- **About this task**
In the data below, find every line with the word "menu" and copy it out.

--- Provided data Enclosed Below ---

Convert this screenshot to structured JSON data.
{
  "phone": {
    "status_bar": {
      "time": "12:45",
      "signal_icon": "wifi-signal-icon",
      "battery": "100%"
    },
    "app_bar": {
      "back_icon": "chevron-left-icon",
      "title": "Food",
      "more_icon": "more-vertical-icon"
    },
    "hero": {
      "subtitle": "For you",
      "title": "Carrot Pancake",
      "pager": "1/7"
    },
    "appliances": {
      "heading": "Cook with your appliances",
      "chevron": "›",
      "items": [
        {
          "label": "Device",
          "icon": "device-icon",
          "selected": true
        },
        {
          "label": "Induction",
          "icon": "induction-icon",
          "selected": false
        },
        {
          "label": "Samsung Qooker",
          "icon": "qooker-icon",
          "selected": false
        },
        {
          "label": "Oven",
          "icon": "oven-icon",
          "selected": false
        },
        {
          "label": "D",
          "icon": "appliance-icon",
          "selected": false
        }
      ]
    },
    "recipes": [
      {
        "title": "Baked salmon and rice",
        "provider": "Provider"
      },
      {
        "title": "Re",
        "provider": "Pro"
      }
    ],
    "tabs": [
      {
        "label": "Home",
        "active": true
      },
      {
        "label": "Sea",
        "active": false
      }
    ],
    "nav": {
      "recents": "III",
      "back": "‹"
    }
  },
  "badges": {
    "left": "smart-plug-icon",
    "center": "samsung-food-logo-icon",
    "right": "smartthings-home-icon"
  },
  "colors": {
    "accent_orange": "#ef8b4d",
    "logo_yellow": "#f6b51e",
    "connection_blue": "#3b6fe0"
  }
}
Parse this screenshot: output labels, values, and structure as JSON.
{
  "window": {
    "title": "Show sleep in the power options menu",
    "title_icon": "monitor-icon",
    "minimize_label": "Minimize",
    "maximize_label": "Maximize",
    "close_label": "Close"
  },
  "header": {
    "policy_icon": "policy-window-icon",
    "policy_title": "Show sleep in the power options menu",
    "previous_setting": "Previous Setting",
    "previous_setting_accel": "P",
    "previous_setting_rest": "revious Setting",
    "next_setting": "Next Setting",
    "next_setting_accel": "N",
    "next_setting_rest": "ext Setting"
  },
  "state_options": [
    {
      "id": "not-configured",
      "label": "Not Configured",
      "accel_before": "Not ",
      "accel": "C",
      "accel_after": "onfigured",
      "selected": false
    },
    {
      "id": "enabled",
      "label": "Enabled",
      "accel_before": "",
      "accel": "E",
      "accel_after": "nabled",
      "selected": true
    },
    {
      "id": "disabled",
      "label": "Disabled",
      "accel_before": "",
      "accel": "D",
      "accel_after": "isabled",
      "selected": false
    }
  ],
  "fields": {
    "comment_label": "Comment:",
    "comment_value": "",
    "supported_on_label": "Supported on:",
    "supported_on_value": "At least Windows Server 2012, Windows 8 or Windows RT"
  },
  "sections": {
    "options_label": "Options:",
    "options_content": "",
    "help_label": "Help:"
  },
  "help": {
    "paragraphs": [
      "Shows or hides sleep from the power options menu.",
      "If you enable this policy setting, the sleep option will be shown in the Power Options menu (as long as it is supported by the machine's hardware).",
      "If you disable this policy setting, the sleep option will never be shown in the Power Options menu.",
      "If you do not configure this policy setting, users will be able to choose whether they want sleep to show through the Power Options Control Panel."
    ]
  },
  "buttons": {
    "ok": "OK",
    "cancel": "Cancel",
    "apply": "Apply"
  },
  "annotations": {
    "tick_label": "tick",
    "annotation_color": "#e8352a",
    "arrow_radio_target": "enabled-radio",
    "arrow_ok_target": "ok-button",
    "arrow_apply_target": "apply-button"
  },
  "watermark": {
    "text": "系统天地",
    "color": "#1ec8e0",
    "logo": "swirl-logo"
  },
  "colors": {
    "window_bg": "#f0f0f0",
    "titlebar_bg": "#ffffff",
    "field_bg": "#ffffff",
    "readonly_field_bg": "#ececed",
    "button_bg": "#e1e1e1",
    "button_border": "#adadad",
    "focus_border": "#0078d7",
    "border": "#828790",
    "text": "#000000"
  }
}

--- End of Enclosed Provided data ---

- **Answer to the problem**
    "title": "Show sleep in the power options menu",
    "policy_title": "Show sleep in the power options menu",
      "Shows or hides sleep from the power options menu.",
      "If you enable this policy setting, the sleep option will be shown in the Power Options menu (as long as it is supported by the machine's hardware).",
      "If you disable this policy setting, the sleep option will never be shown in the Power Options menu.",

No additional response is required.